"this is a string"

The backslash convention for representing special characters can also be used within a string. This makes it possible to represent the double quote and the escape character backslash \ within a string. It is not possible for a string to contain the \0 (NUL) character since it is used to represent the end of string internally. Therefore,

"this is the end\0here we passed the end of string"

is equivalent to

"this is the end"

If s denotes a string expression, and i an index (an integer expression) then s[i] denotes the ith character in the string.

An individual character of a string can be accessed randomly by giving the index - an integer expression enclosed in [] - after the string expression. The first character is numbered 1 (not zero). For example, if

s = "abcdef";


s[1]is the first character of s, i.e. 'a'.
s[i]is the ith character of s.

It is illegal to index beyond the current number of characters in a string. So s[7] is an error since s has only six characters. The suffix operator # returns the current number of characters in the string. In the last example, s# is 6. For the empty string, ""# is 0.


A pointer is the address of an object in the memory space. The prefix operator & gets the address of an object. For example,

iptr = & int_variable;
cptr = & s[5];    /* if s is a string, cptr points to the 5th char of s */

The prefix operator * refers to the object which the pointer is pointing to. For example,

i = * iptr ;    /* i = int_variable; */
c = * cptr ;    /* c = s[5]; */

There are no pointer constants, and no pointer operations except the pointer equality checks.


The list is the only structured data type in Eden. Data items of different types can be grouped to form a list using the list formation operator []. Commas are used to separate the data. The whole list is considered as a single data item. For example, the list

[ 100, 'a', "string", [1,2,3] ]

holds four items: an integer (100), a character ('a'), a string ("string") and a list ([1,2,3]).

There are no list constants in the language. The characteristics of the list data type are:

  • Different typed data can be stored in the same list. For instance,
    L = [ 100, 'a', "string", [1,2,3] ];
    L holds four items: an integer (100), a character ('a'), a string ("string") and a list ([1,2,3]).
  • The individual items of a list can be accessed randomly by giving the index (an integer expression quoted by []) after the list. The first item is numbered 1 (not zero). For example,
    L[1]is the first item of L, i.e. 100 (in the previous example).
    L[4][2]is 2
  • It is illegal to index beyond the current number of items of a list. So L[5] is an error since L has only four items.
  • The suffix operator # returns the current number of items in the list. In the last example, L# is 4, and L[4]# is 3. For the empty list, []# is 0.
  • The infix operator // returns the concatenated list of two lists; for example,
    [1,2,3] // [5,6,7]
  • List-related statements are: append, insert, delete and shift statements.
  • There are no list constants.

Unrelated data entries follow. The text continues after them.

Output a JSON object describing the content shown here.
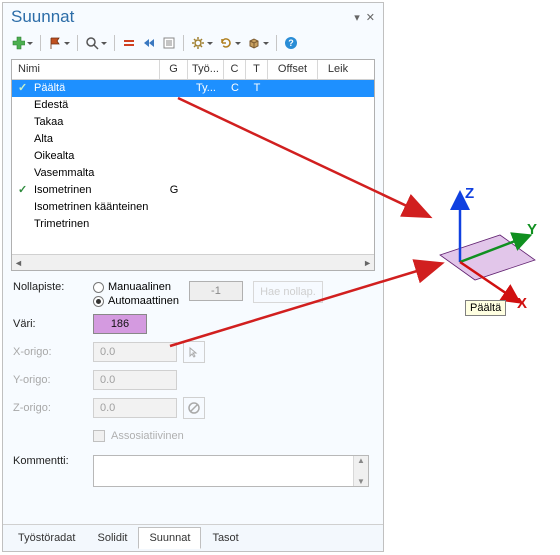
{
  "panel": {
    "title": "Suunnat"
  },
  "toolbar": {
    "add_icon": "add-icon",
    "flag_icon": "flag-icon",
    "search_icon": "search-icon",
    "equals_icon": "equals-icon",
    "rewind_icon": "rewind-icon",
    "list_icon": "list-icon",
    "gear_icon": "gear-icon",
    "refresh_icon": "refresh-icon",
    "box_icon": "box-icon",
    "help_icon": "help-icon"
  },
  "grid": {
    "headers": {
      "name": "Nimi",
      "g": "G",
      "tyo": "Työ...",
      "c": "C",
      "t": "T",
      "offset": "Offset",
      "leik": "Leik"
    },
    "rows": [
      {
        "name": "Päältä",
        "checked": true,
        "selected": true,
        "g": "",
        "tyo": "Ty...",
        "c": "C",
        "t": "T"
      },
      {
        "name": "Edestä",
        "checked": false,
        "selected": false,
        "g": "",
        "tyo": "",
        "c": "",
        "t": ""
      },
      {
        "name": "Takaa",
        "checked": false,
        "selected": false,
        "g": "",
        "tyo": "",
        "c": "",
        "t": ""
      },
      {
        "name": "Alta",
        "checked": false,
        "selected": false,
        "g": "",
        "tyo": "",
        "c": "",
        "t": ""
      },
      {
        "name": "Oikealta",
        "checked": false,
        "selected": false,
        "g": "",
        "tyo": "",
        "c": "",
        "t": ""
      },
      {
        "name": "Vasemmalta",
        "checked": false,
        "selected": false,
        "g": "",
        "tyo": "",
        "c": "",
        "t": ""
      },
      {
        "name": "Isometrinen",
        "checked": true,
        "selected": false,
        "g": "G",
        "tyo": "",
        "c": "",
        "t": ""
      },
      {
        "name": "Isometrinen käänteinen",
        "checked": false,
        "selected": false,
        "g": "",
        "tyo": "",
        "c": "",
        "t": ""
      },
      {
        "name": "Trimetrinen",
        "checked": false,
        "selected": false,
        "g": "",
        "tyo": "",
        "c": "",
        "t": ""
      }
    ]
  },
  "form": {
    "nollapiste_label": "Nollapiste:",
    "manual_label": "Manuaalinen",
    "auto_label": "Automaattinen",
    "neg1": "-1",
    "ghost_btn": "Hae nollap.",
    "vari_label": "Väri:",
    "vari_value": "186",
    "vari_hex": "#d49ae0",
    "xorigo_label": "X-origo:",
    "yorigo_label": "Y-origo:",
    "zorigo_label": "Z-origo:",
    "zero_val": "0.0",
    "assoc_label": "Assosiatiivinen",
    "kommentti_label": "Kommentti:"
  },
  "tabs": {
    "items": [
      "Työstöradat",
      "Solidit",
      "Suunnat",
      "Tasot"
    ],
    "active_index": 2
  },
  "viewport": {
    "axes": {
      "x": "X",
      "y": "Y",
      "z": "Z"
    },
    "tooltip": "Päältä",
    "face_hex": "#e2c6ea"
  },
  "colors": {
    "accent": "#1e90ff",
    "arrow": "#d11f1f"
  }
}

Eden allows the user to define functions (or procedures). There are also pre-defined functions, such as write, writeln, and exit.